Ancestral Roofs

"In Praise of Older Buildings"

Friday, January 7, 2011

The Italian job

Wouldn't you just love to explore this house? I would love to see what it's like in the room above the front door, the one with the oriel window, that takes the place of a little balcony on many such houses. What's the entry like, inside the lovely double door with sidelights and fanlight. And of course, what's in the square Tuscan tower with the round-headed window and the bracketed eaves? I'd like to know if the left side of the house is earlier - it has a reserved classical 3-bay look, despite the off-centre veranda and window treatment. The offset placement of the two wings of the house, one with gable end to the street, creates the characteristic picturesque irregular roof-line. There are two verandahs from which to appreciate the expansive grounds. Their adornment is quite different, the right hand one has elaborate woodwork.

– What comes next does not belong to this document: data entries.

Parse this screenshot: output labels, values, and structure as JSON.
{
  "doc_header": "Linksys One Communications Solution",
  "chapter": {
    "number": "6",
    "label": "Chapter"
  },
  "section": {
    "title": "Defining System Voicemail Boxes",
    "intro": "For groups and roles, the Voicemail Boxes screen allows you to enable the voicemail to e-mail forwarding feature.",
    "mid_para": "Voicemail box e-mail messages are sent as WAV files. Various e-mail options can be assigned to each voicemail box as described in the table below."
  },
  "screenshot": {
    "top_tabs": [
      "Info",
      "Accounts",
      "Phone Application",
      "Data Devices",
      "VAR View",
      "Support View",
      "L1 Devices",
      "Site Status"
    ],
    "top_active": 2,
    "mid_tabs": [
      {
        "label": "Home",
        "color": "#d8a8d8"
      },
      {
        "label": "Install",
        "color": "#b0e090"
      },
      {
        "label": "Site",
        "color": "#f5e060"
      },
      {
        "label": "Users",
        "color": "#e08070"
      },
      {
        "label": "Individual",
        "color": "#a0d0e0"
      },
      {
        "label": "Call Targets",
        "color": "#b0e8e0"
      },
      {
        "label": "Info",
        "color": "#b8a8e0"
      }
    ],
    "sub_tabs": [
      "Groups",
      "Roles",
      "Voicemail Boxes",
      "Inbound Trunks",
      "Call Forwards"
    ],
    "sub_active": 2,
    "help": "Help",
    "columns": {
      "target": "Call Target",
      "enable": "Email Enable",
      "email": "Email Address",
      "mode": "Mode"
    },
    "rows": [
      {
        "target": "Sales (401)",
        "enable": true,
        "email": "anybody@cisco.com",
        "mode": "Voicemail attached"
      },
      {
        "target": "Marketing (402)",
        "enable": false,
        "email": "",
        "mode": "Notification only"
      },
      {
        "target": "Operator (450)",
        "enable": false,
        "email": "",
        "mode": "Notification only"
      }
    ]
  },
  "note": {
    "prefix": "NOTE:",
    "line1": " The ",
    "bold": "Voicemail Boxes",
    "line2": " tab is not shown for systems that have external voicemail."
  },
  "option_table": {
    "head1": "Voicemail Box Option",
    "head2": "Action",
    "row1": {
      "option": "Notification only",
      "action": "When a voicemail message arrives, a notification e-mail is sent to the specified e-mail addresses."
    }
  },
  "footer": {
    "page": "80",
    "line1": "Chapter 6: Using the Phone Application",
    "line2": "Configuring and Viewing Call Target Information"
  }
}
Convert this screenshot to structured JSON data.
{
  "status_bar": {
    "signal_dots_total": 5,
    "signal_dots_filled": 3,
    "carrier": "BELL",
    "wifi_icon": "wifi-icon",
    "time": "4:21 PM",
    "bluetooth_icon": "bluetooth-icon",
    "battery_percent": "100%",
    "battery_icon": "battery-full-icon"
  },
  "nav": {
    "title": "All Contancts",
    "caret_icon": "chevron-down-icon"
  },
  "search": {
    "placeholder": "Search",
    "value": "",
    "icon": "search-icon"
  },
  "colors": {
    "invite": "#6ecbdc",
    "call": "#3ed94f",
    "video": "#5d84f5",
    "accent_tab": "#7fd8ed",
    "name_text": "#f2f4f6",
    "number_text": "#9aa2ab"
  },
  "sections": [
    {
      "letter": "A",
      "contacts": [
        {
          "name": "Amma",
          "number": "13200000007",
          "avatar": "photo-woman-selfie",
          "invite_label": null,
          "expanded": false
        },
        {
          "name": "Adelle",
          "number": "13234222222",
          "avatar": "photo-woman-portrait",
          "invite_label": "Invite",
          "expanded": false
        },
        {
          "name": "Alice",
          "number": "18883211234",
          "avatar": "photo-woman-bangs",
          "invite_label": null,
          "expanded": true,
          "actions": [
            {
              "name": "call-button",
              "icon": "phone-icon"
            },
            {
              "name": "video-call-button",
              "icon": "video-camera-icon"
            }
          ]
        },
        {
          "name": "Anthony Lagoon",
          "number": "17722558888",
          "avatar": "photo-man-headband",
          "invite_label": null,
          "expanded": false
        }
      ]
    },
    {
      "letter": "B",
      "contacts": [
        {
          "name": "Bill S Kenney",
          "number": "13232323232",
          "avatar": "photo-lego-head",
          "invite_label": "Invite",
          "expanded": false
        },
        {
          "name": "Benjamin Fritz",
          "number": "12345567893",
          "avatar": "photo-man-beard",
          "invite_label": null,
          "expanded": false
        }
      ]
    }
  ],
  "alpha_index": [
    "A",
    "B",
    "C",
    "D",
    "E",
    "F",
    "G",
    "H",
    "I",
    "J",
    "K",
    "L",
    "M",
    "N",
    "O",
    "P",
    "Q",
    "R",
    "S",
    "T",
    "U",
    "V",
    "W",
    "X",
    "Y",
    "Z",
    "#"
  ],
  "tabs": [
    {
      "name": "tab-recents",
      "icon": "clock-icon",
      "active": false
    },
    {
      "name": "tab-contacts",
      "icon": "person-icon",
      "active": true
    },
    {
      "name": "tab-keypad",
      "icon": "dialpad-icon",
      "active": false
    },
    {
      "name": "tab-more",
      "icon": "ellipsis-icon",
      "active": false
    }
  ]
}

The style of the house is Tuscan Villa. This house is the Bell-Riggs house, according to the Hastings County Historical Society booklet, Belleville's Heritage. The house was built about 1855, by John Bell who was the lawyer for the Grand Trunk Railway. There is a wonderful Italian Villa in Kingston. Bellevue House (1838-40), home of Sir John A. Macdonald at some point in his career, is a National Historic site. I'll have to go there to indulge my urge to explore Tuscan Villas.

1 comment:

  1. Well, this IS a beauty, isn't it? I certainly hope there's a comfy window seat behind that oriel window.